The lottery is a popular form of gambling where people buy tickets for a chance to win a prize. This game is also used by governments to raise revenue and for charitable causes. Despite its popularity, the lottery is controversial.

The origin of the lottery can be traced back to the ancient Greeks and Romans, who used the game to distribute jobs, settle legal disputes, and fund large government projects. It was later adopted by the United States, where it quickly became controversial and ten states banned it.

In modern times, lotteries have become an important source of tax revenue for many state governments. The money raised is often earmarked for specific programs, such as education and social services. However, some state lawmakers have questioned the ethics of this method. They argue that lottery revenue should be used to reduce the burden of taxes on poorer residents, instead of being shifted to wealthy neighborhoods.
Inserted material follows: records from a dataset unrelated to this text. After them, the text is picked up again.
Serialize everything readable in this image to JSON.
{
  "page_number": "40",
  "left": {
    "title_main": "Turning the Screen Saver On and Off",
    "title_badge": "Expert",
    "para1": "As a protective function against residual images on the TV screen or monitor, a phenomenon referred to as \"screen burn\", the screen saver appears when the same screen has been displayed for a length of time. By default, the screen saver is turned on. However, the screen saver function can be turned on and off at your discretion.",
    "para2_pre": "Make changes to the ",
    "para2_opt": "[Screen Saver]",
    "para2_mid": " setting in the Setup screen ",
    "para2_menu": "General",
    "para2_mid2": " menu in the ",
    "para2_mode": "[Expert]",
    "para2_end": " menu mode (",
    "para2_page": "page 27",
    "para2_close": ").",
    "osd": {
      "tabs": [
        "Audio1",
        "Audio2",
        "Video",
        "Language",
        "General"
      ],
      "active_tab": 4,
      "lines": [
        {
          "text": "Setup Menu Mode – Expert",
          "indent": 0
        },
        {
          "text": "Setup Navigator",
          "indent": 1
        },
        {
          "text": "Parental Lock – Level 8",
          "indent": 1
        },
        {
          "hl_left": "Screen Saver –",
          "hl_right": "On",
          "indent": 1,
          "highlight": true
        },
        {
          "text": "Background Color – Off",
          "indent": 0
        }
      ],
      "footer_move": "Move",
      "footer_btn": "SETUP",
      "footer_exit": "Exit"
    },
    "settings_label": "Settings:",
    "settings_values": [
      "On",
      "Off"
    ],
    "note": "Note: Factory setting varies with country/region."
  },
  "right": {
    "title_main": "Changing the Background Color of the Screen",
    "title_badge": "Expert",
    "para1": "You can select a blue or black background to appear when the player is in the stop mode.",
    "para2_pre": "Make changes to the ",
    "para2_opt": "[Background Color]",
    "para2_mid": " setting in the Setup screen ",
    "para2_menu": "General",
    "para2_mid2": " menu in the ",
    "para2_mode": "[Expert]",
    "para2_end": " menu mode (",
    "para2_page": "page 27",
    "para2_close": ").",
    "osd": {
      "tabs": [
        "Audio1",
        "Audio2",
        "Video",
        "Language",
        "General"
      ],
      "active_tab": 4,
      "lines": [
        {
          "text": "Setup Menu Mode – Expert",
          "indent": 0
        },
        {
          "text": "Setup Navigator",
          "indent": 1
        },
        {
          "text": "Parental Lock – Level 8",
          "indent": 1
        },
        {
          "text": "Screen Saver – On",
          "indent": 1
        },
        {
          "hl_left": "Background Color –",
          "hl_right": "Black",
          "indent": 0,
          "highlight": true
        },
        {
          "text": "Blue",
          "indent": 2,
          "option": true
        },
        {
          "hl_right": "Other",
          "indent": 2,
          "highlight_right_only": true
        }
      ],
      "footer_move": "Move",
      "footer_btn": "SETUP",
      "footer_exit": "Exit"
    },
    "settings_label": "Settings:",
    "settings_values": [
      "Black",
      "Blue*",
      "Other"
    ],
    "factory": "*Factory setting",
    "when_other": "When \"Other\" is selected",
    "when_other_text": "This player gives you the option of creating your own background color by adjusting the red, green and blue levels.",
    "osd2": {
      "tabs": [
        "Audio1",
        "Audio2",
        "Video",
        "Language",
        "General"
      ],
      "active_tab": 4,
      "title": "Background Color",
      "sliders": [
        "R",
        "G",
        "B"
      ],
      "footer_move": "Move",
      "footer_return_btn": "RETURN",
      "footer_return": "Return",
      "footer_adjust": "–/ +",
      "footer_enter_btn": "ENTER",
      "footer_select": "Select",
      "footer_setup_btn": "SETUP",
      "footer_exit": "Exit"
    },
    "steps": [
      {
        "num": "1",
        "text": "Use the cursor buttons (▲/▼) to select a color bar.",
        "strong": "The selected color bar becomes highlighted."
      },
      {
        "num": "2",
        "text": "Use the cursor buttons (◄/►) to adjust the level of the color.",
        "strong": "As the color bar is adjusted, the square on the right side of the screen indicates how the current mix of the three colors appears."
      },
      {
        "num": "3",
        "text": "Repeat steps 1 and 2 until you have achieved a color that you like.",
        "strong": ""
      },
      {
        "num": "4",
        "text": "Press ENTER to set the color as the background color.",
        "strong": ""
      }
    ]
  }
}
Besides the financial benefits of the lottery, it can be an effective way to increase voter participation and awareness of public policies. This can help to increase public support for the government and reduce partisan polarization. In addition, it can be used to help allocate scarce resources, such as medical treatment.

Some governments have outlawed lottery games, while others endorse them and regulate them. In either case, it is important to know what the lottery is and how it works before you participate in one.

To win a lottery, you must choose the correct numbers from a set of eight. These numbers are usually drawn from a random number generator or a pool of numbered tickets. In the United States, lottery prizes can range from 50 cents to $1 million.

The odds of winning the lottery are very low. This means that even if you play the lottery regularly, you will not increase your chances of winning. In addition, the jackpots are not lump sum payments – they are annuities that are paid over time.

There are several types of lottery games, each with its own rules and prize amounts. In some, the prize depends on how many of the chosen numbers are drawn. In others, the prize is based on a percentage of the overall receipts.

It is important to understand that the lottery has a long history and is not an evil entity. It is a fun and low-risk game that can be played by individuals or in groups.

Most national lottery systems have a system of sales agents who collect stakes from customers and deposit them into a bank account. This system helps to ensure that stakes are properly collected and deposited, and it can also help to keep a steady cash flow for the lottery.

Most states have strict requirements for lottery participants, so it is important to check the rules of the lottery before you sign up. Depending on the lottery, there may be requirements for age, residence, and other factors. These regulations should be clear and easy to understand, so that players can make informed decisions about whether they want to participate in the lottery.